During the leadership transition, King, 61, has worked closely with Chuck Steck, the principle trumpet player of the 55- to 60-member La Porte County symphony. Steck is serving as the associate conductor for the orchestra.
Included with his administrative duties as executive director, King serves as the liaison for the growing number of almost 300 symphony season subscribers, in addition to the between 600 and 1,000 single-ticket patrons who attend the concerts throughout the year at the La Porte Civic Center.
The La Porte County Symphony Orchestra, now in its 47th season, annually presents two pops concerts and one classical performance. The symphony’s season runs from Labor Day to Memorial Day. April 25 is its final concert for the 2019-2020 season.
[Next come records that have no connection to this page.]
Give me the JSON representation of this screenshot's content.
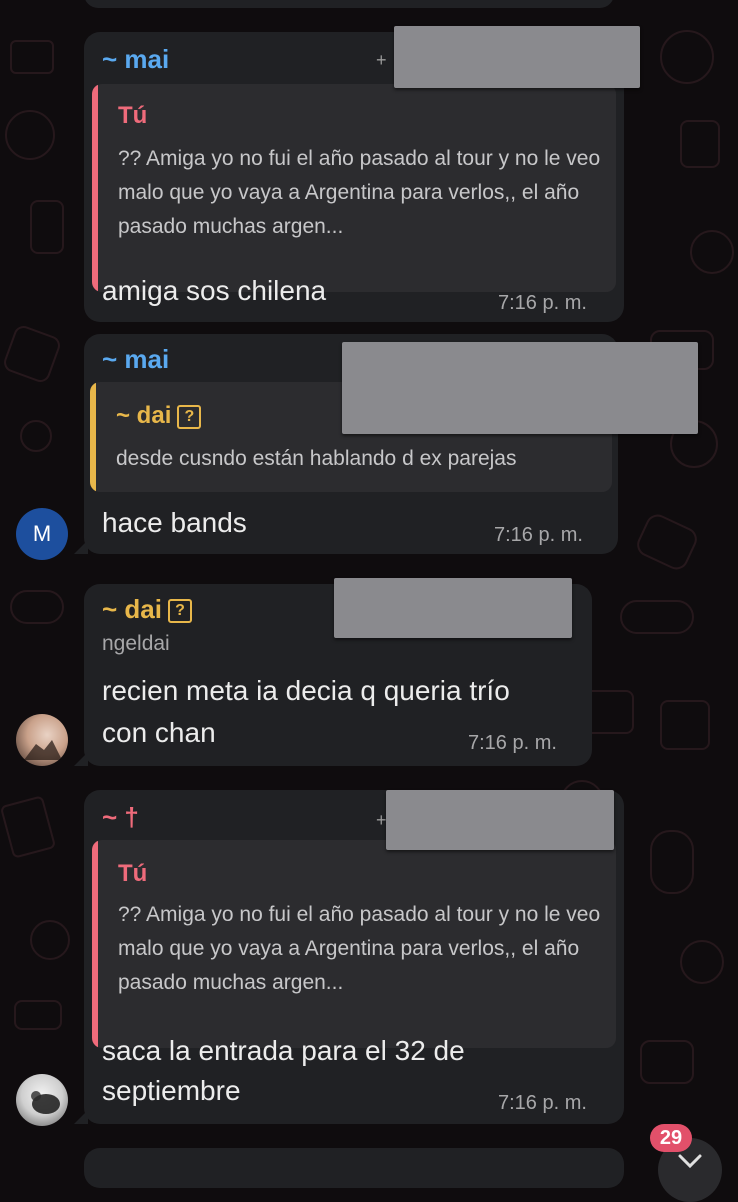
{
  "messages": [
    {
      "sender": "~ mai",
      "phone_prefix": "+",
      "reply": {
        "sender": "Tú",
        "text": "?? Amiga yo no fui el año pasado al tour y no le veo malo que yo vaya a Argentina para verlos,, el año pasado muchas argen..."
      },
      "text": "amiga sos chilena",
      "time": "7:16 p. m."
    },
    {
      "sender": "~ mai",
      "avatar_initial": "M",
      "reply": {
        "sender": "~ dai",
        "text": "desde cusndo están hablando d ex parejas"
      },
      "text": "hace bands",
      "time": "7:16 p. m."
    },
    {
      "sender": "~ dai",
      "handle": "ngeldai",
      "text_line1": "recien meta ia decia q queria trío",
      "text_line2": "con chan",
      "time": "7:16 p. m."
    },
    {
      "sender": "~ †",
      "phone_prefix": "+",
      "reply": {
        "sender": "Tú",
        "text": "?? Amiga yo no fui el año pasado al tour y no le veo malo que yo vaya a Argentina para verlos,, el año pasado muchas argen..."
      },
      "text_line1": "saca la entrada para el 32 de",
      "text_line2": "septiembre",
      "time": "7:16 p. m."
    }
  ],
  "unread_badge": "29",
  "colors": {
    "blue_sender": "#5aa9f0",
    "yellow_sender": "#e8b74a",
    "pink_sender": "#ef6b7b",
    "bubble": "#202124",
    "badge": "#e2506a"
  }
}
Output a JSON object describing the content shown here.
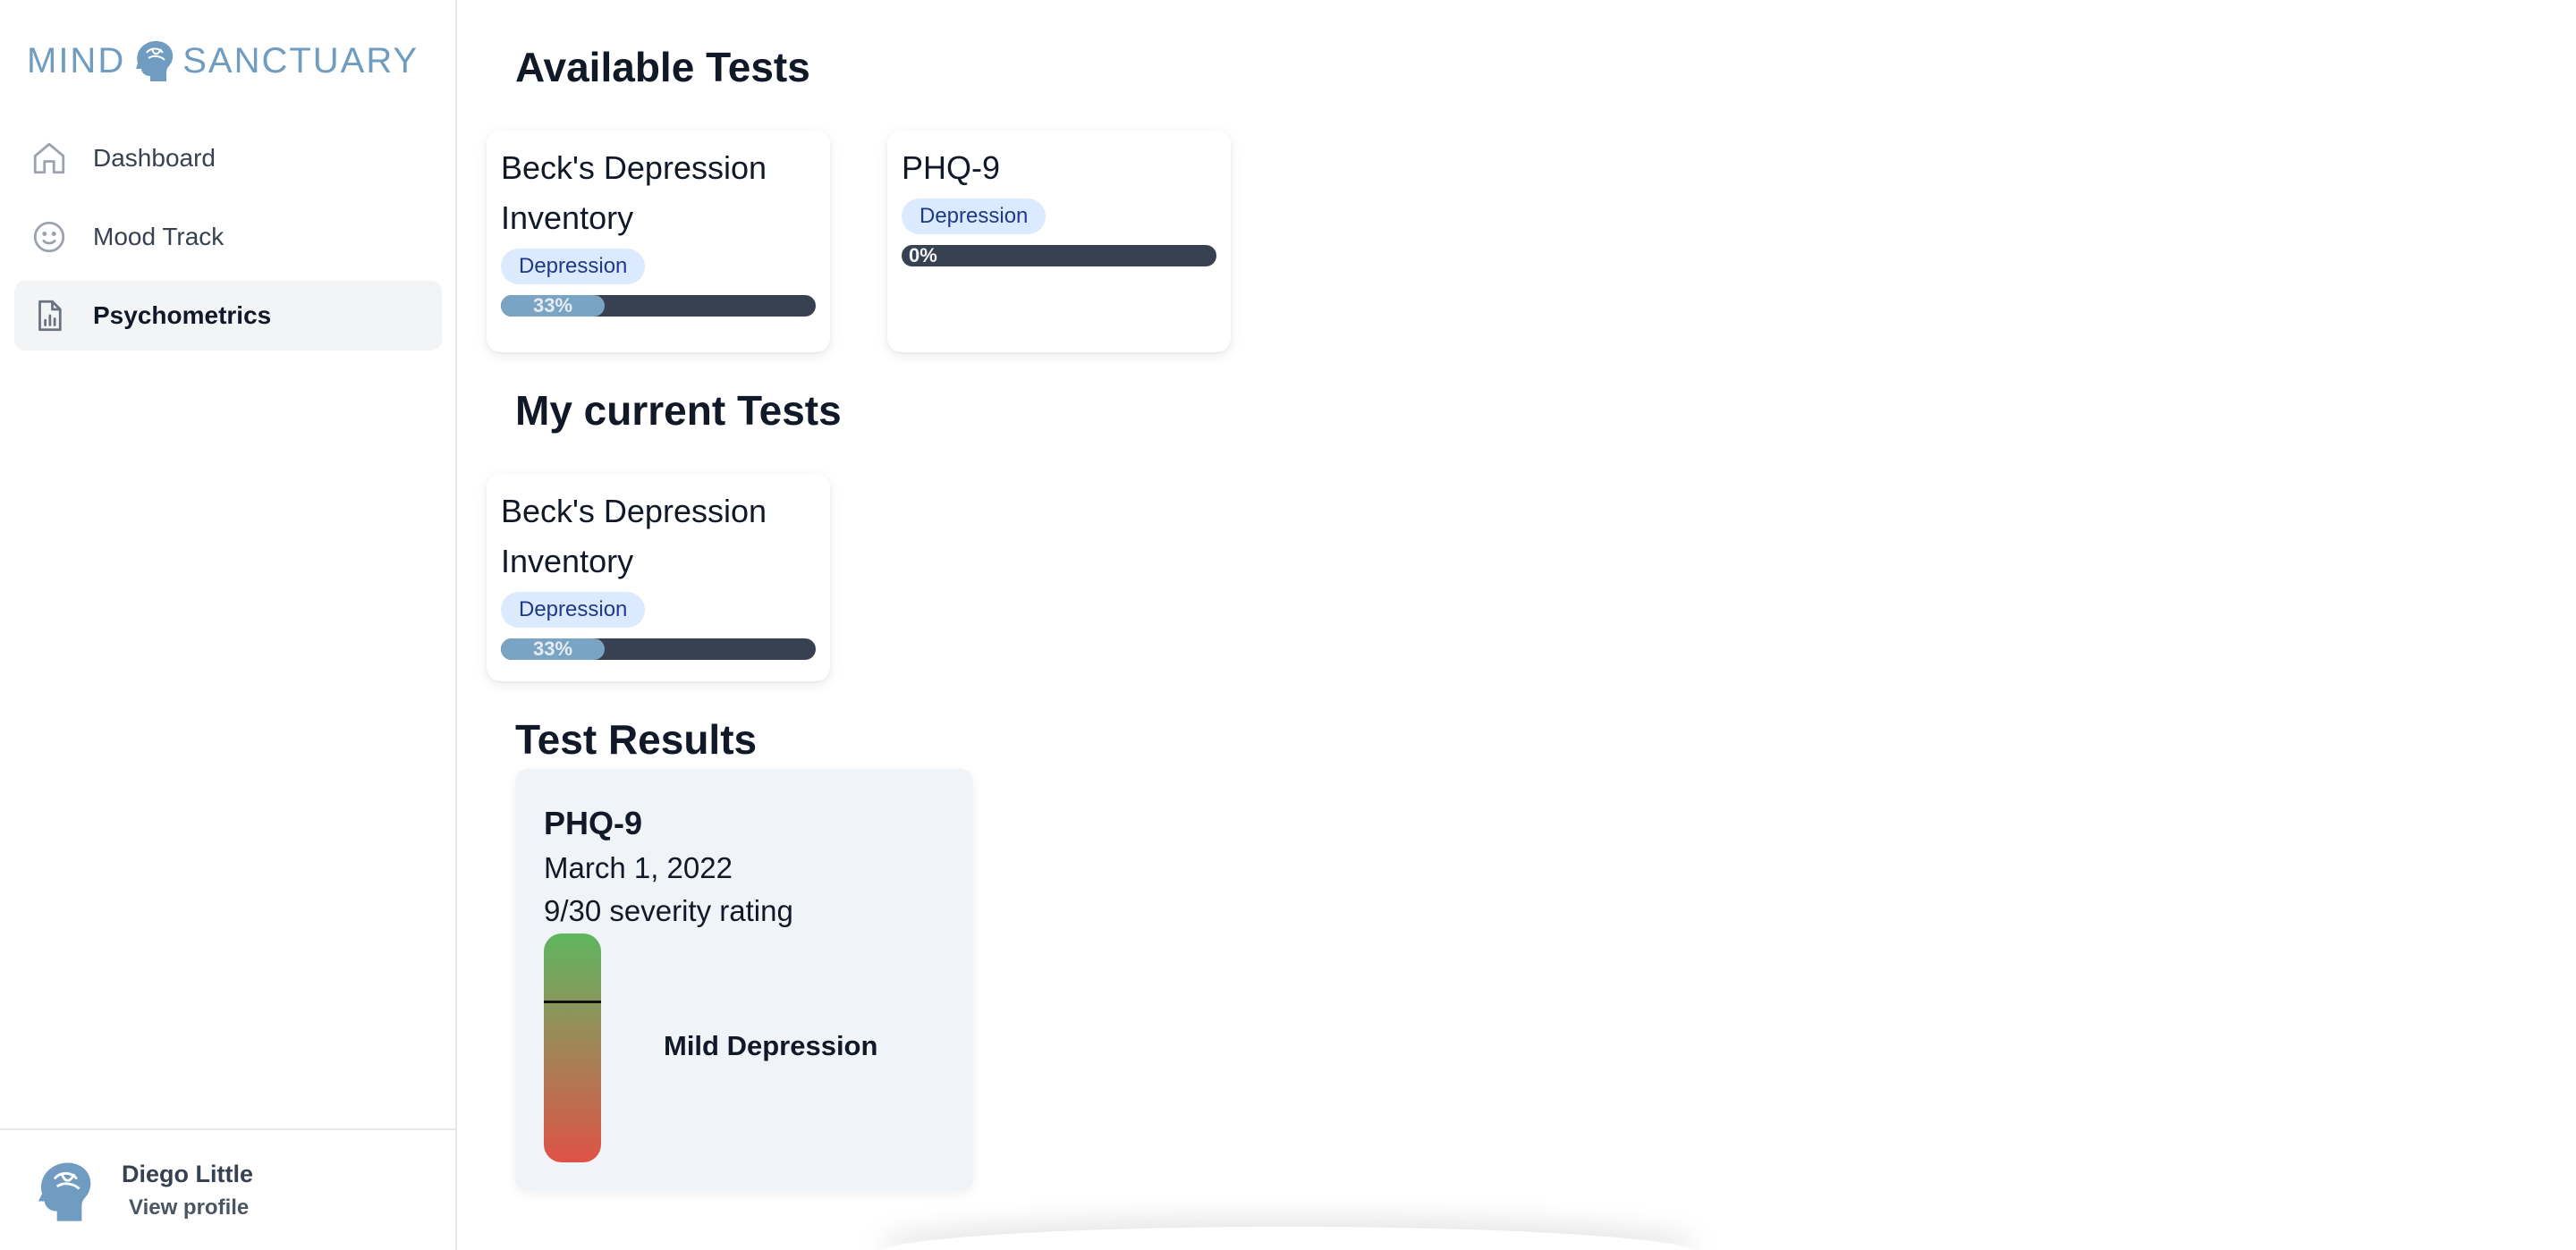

“We are working with a budget of around $250,000 to $300,000, which is not very big considering what we are able to provide each year while supporting an orchestra this size,” King said.
He said the symphony’s programming priority is to listen to its audience.
“We know that not every concert can be all the works of (Gustav) Mahler or other classic greats,” King said. “We make sure we offer something for everyone.”
During the past two seasons, King, Morris and the governing board also have been listening to their patrons and audience members during the selection process for a new music director.
“We started with about 11 qualified candidates two years ago, and during this time, we have shared the bios and provided credentials of these professionals with inserts in our concert programs asking our audience to provide their feedback,” King said. “Now, we have narrowed the number of candidates down to six, so we are getting closer.”
Morris said the La Porte County Symphony Orchestra is “both blessed and so fortunate” to have King leading the musical organization through “an important transition and new chapter of growth.”
“First and foremost, Tim King is a great musician,” Morris said. “But he is also so much more for what is needed to achieve success. He is also a wonderful educator and knowledgeable businessman.”
Morris said that, when King was planning his retirement, his “change-of-landscapes” move north was intended to be Michigan.
“It just so happened that when Tim said he wanted to ‘escape the heat of Louisville,’ he happened to stop through La Porte and look around, which led him to experience one of our symphony concerts,” Morris said. “And lucky for our community, he never made it any farther north to Michigan.”
King said the opportunities provided by the La Porte County Symphony Orchestra are intended for every age. Emphasis is on Children’s Educational Concerts, which annually serve more than 6,000 students from La Porte County schools, as well as senior living facilities and agencies that provide support for those with special needs.
“Music is a wonderful way to connect a community,” King said.